3 – Playing Games for Research

I have spent some time in the past weeks playing various educational games to get a feel for how they are designed, and hopefully come away with some ideas about how to design games aimed at young children.

I have mainly spent my time looking around the BBCs selection of learning resources and games. http://www.bbc.co.uk/schools/games/ they seem to be one of the best places to go for free educational games and are generally used by schools all over the country.

All of these games look extremely simple in design. They are not very graphical, and have no complexity about them, however they still manage to captivate children and help them learn their chosen subjects without them feeling as if they are doing hard work. Every part of the game is interactive, if there are words involved the game does not ask the children to type them out, it provides an interface which allows for drag and drop, or clicking various pictures which represent the words. This allows the children to feel as if they are playing a normal game, the interactivity keeps their mind stimulated and avoids the tedium of typing long sentences or simply writing in answers like they would do if they were working on questions on paper.

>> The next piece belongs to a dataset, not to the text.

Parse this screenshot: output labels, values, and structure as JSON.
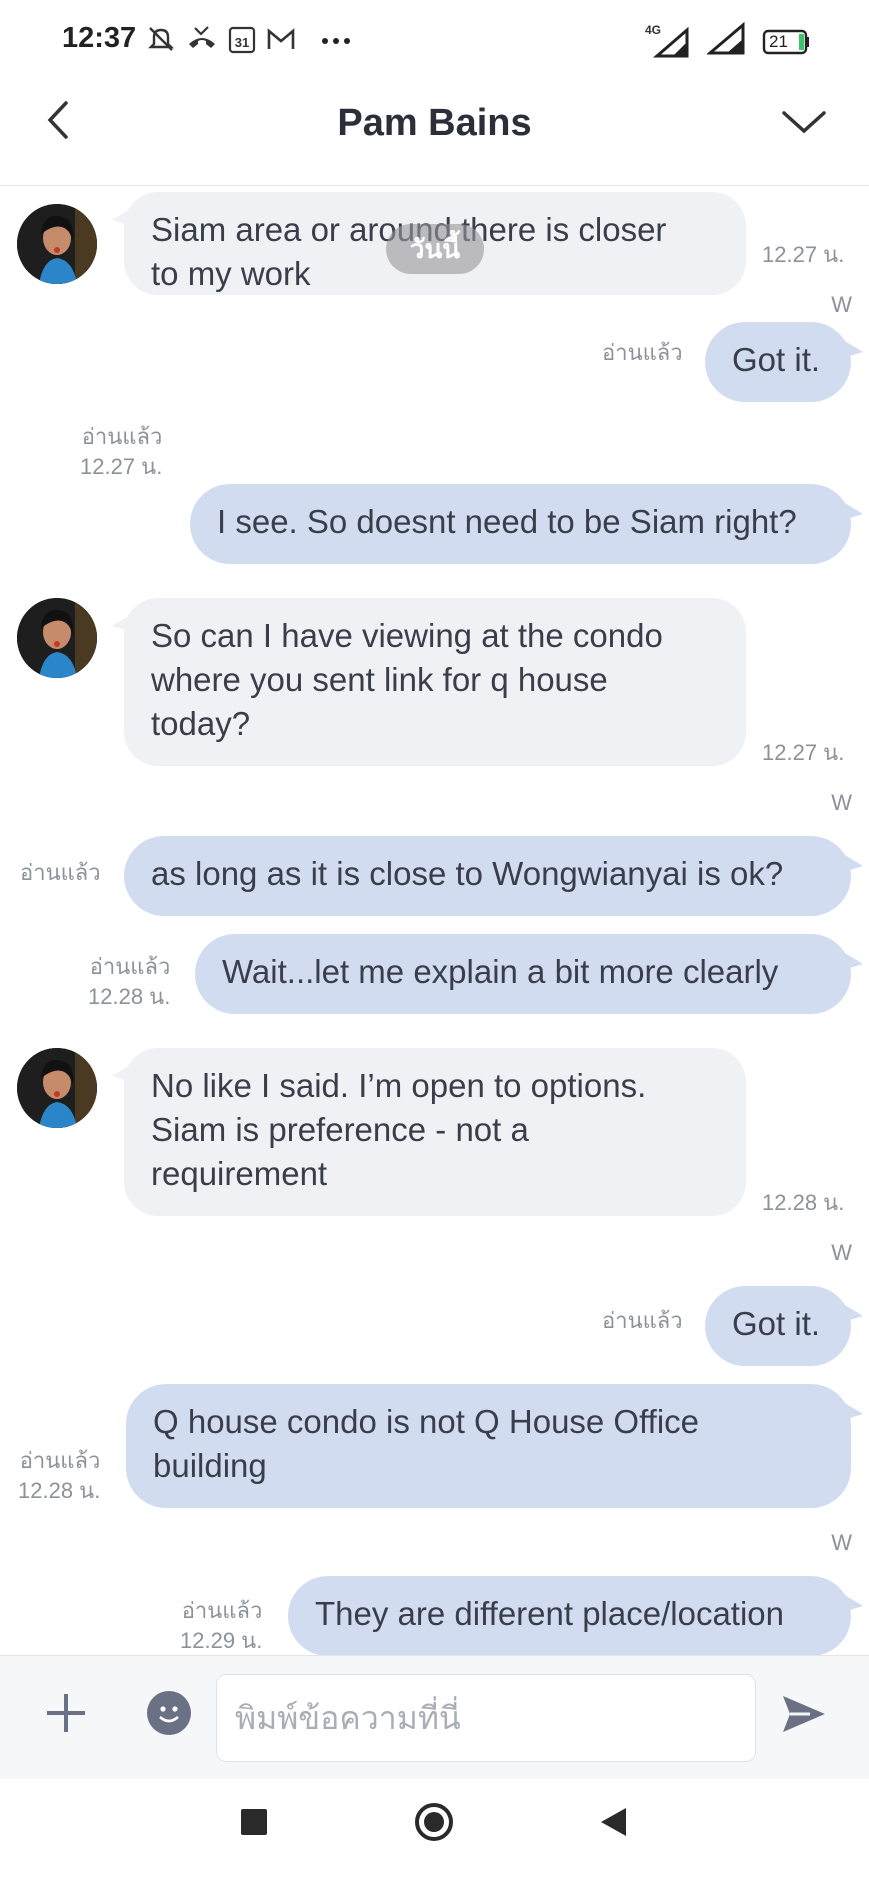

Reward also seems to be a big part of the games. If the player gets something correct, they are usually treated to an animation, or one of the game’s characters popping up and giving them simple words of praise which encourages them to continue playing, as well as making them feel good for learning and figuring out the correct answer. If the player gets the wrong answer, the game generally does not respond more than just making the clicked object flash and allowing the player to try again indefinitely. While it is possible that nothing will be learned since you could just press every answer without thinking until you get the correct answer and move on, it also makes the games less demanding, and aggressive.

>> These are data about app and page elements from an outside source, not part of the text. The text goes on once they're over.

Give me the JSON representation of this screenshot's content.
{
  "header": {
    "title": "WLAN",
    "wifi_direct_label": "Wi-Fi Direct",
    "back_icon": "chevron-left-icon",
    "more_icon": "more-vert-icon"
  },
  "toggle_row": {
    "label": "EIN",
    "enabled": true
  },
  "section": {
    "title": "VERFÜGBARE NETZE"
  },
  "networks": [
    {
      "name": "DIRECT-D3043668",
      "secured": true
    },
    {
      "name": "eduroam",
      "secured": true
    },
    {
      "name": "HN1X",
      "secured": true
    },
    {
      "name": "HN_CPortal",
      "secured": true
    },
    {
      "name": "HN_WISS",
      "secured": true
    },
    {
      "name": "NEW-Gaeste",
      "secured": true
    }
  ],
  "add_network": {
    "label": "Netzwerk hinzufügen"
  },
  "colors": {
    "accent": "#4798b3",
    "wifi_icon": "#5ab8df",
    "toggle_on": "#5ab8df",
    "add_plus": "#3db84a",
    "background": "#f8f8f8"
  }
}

From this research I have gathered that my game does not have to be extremely graphical to create emersion and provide reward. These current games manage to do that in different and arguably more effective ways, which would be more suited to me as I am not a very good artist.

2 – Prior to the Blog

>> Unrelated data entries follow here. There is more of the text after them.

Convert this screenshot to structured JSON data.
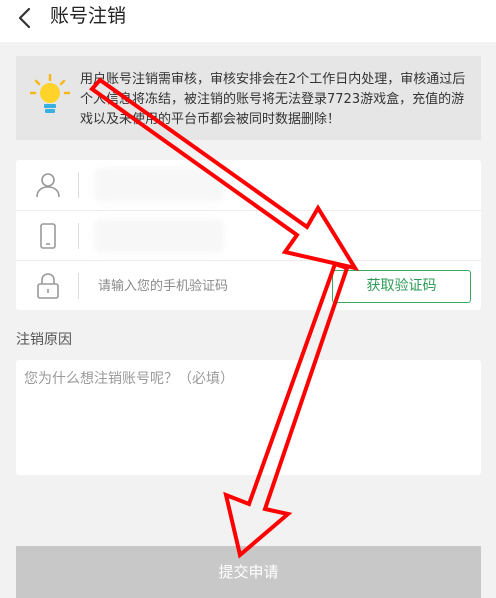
{
  "header": {
    "title": "账号注销",
    "back_icon": "chevron-left-icon"
  },
  "notice": {
    "icon": "lightbulb-icon",
    "text": "用户账号注销需审核，审核安排会在2个工作日内处理，审核通过后个人信息将冻结，被注销的账号将无法登录7723游戏盒，充值的游戏以及未使用的平台币都会被同时数据删除！"
  },
  "form": {
    "account_icon": "user-icon",
    "phone_icon": "phone-icon",
    "lock_icon": "lock-icon",
    "code_placeholder": "请输入您的手机验证码",
    "get_code_label": "获取验证码"
  },
  "reason": {
    "label": "注销原因",
    "placeholder": "您为什么想注销账号呢？（必填）"
  },
  "submit_label": "提交申请",
  "colors": {
    "accent_green": "#2d9b55",
    "annotation_red": "#ff0000",
    "submit_disabled": "#c8c8c8"
  }
}
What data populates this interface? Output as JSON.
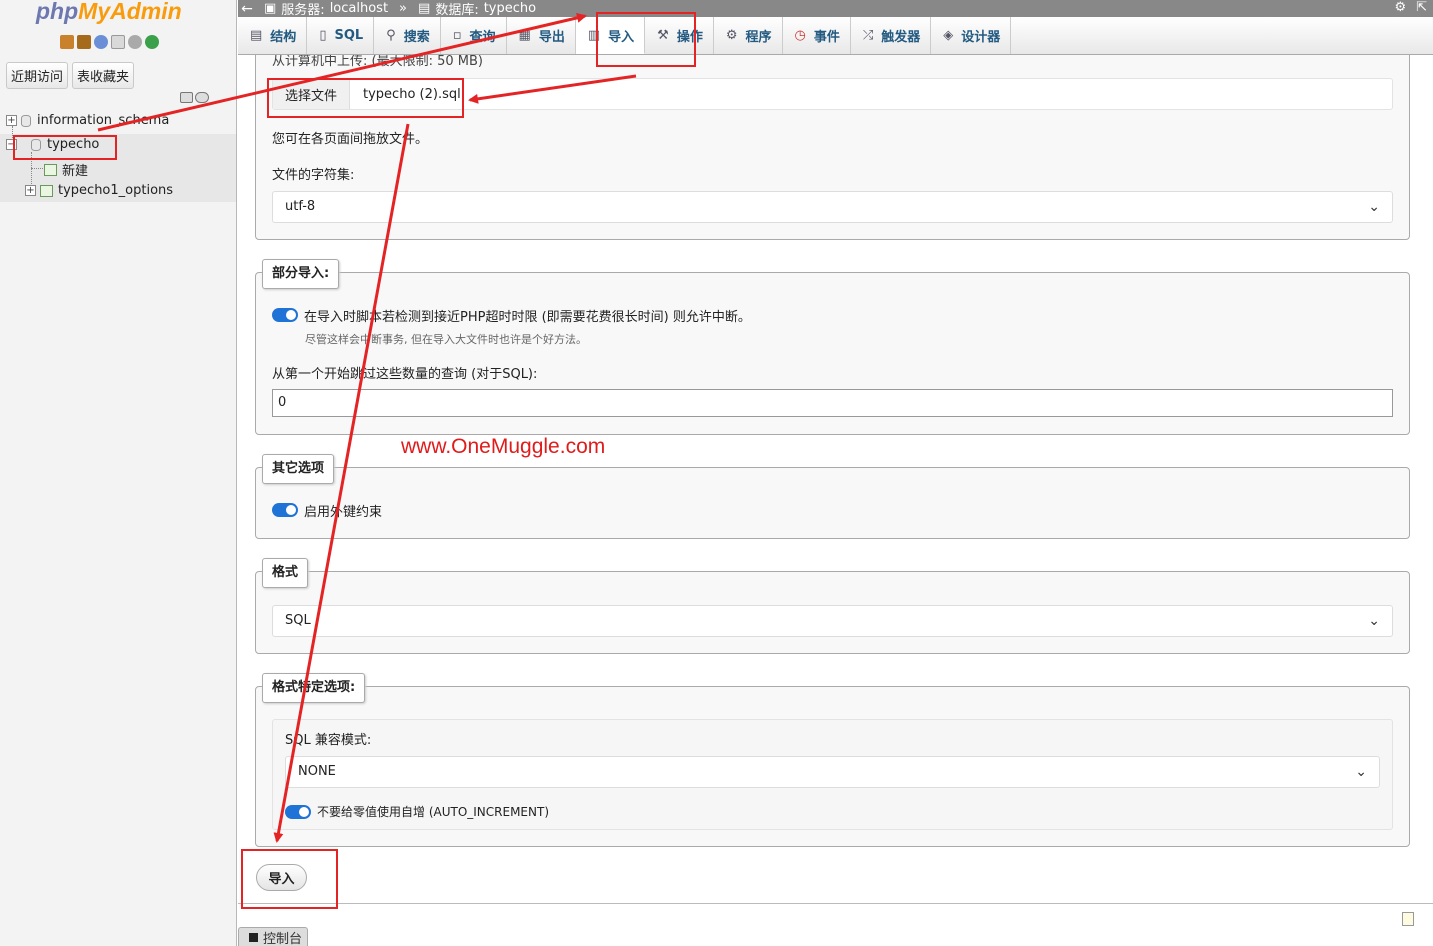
{
  "nav": {
    "logo_php": "php",
    "logo_myadmin": "MyAdmin",
    "recent_label": "近期访问",
    "favorites_label": "表收藏夹",
    "databases": [
      {
        "name": "information_schema"
      },
      {
        "name": "typecho"
      }
    ],
    "typecho_children": [
      {
        "label": "新建"
      },
      {
        "label": "typecho1_options"
      }
    ]
  },
  "topbar": {
    "server_label": "服务器:",
    "server_value": "localhost",
    "sep": "»",
    "db_label": "数据库:",
    "db_value": "typecho"
  },
  "tabs": [
    {
      "label": "结构",
      "icon": "structure-icon"
    },
    {
      "label": "SQL",
      "icon": "sql-icon"
    },
    {
      "label": "搜索",
      "icon": "search-icon"
    },
    {
      "label": "查询",
      "icon": "query-icon"
    },
    {
      "label": "导出",
      "icon": "export-icon"
    },
    {
      "label": "导入",
      "icon": "import-icon",
      "active": true
    },
    {
      "label": "操作",
      "icon": "wrench-icon"
    },
    {
      "label": "程序",
      "icon": "routines-icon"
    },
    {
      "label": "事件",
      "icon": "events-icon"
    },
    {
      "label": "触发器",
      "icon": "triggers-icon"
    },
    {
      "label": "设计器",
      "icon": "designer-icon"
    }
  ],
  "upload": {
    "partial_label": "从计算机中上传: (最大限制: 50 MB)",
    "choose_file": "选择文件",
    "file_name": "typecho (2).sql",
    "drag_hint": "您可在各页面间拖放文件。",
    "charset_label": "文件的字符集:",
    "charset_value": "utf-8"
  },
  "partial_import": {
    "legend": "部分导入:",
    "interrupt_label": "在导入时脚本若检测到接近PHP超时时限 (即需要花费很长时间) 则允许中断。",
    "interrupt_hint": "尽管这样会中断事务, 但在导入大文件时也许是个好方法。",
    "interrupt_enabled": true,
    "skip_label": "从第一个开始跳过这些数量的查询 (对于SQL):",
    "skip_value": "0"
  },
  "watermark": "www.OneMuggle.com",
  "other_options": {
    "legend": "其它选项",
    "fk_label": "启用外键约束",
    "fk_enabled": true
  },
  "format": {
    "legend": "格式",
    "value": "SQL"
  },
  "format_options": {
    "legend": "格式特定选项:",
    "compat_label": "SQL 兼容模式:",
    "compat_value": "NONE",
    "auto_inc_label": "不要给零值使用自增 (AUTO_INCREMENT)",
    "auto_inc_enabled": true
  },
  "import_button": "导入",
  "console_label": "控制台",
  "colors": {
    "accent_link": "#235a81",
    "toggle_on": "#1f73d6",
    "annotation_red": "#e42424",
    "topbar_bg": "#888888"
  }
}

Prior to starting this blog I have completed the proposal for my project which has outlined various topics which will need to be researched in order to create a successful artefact for the project.

I have not yet done much reseach, however I have prepared several important factors which need to be addressed to aid the reseach and development of the project. So far I have begun learning the Python programming language, as this is the language which I intend to use to create the product. I have never used this language before, however it seems quite simple to grasp. I have mainly been working on the syntax of the language as well as finding external libraries which could possibly be used in the product, specifically for Graphical User Interface design.

I have also been showing my project idea to multiple primary schools in the local area to try and gather interest in my project and find a school which is willing to allow me to carry my research out there. I have finally found an ideal school which is within walking distance of the University and has ties to members of staff who have taught me in the past. The head teacher seems interested, and has suggested several other problems which their school has which could be incorperated into the design of my product.

Preparations have been done to acquire the hardware which is needed for this project. I have asked the university for access to a Raspberry Pi, which is what I hope to develop my game for, unless the school decides that it is better on another platform when I carry out my research.

1 – Beginning of the Journey

My name is Nathan Hendry. I am curently studying the third year of my BSc Computer Games Programming degree at Teesside University.

I will use this space to blog about the progress of my Final Year Project entitled “Addressing the Impact of Curriculum Changes in the Delivery of Computing in Schools”.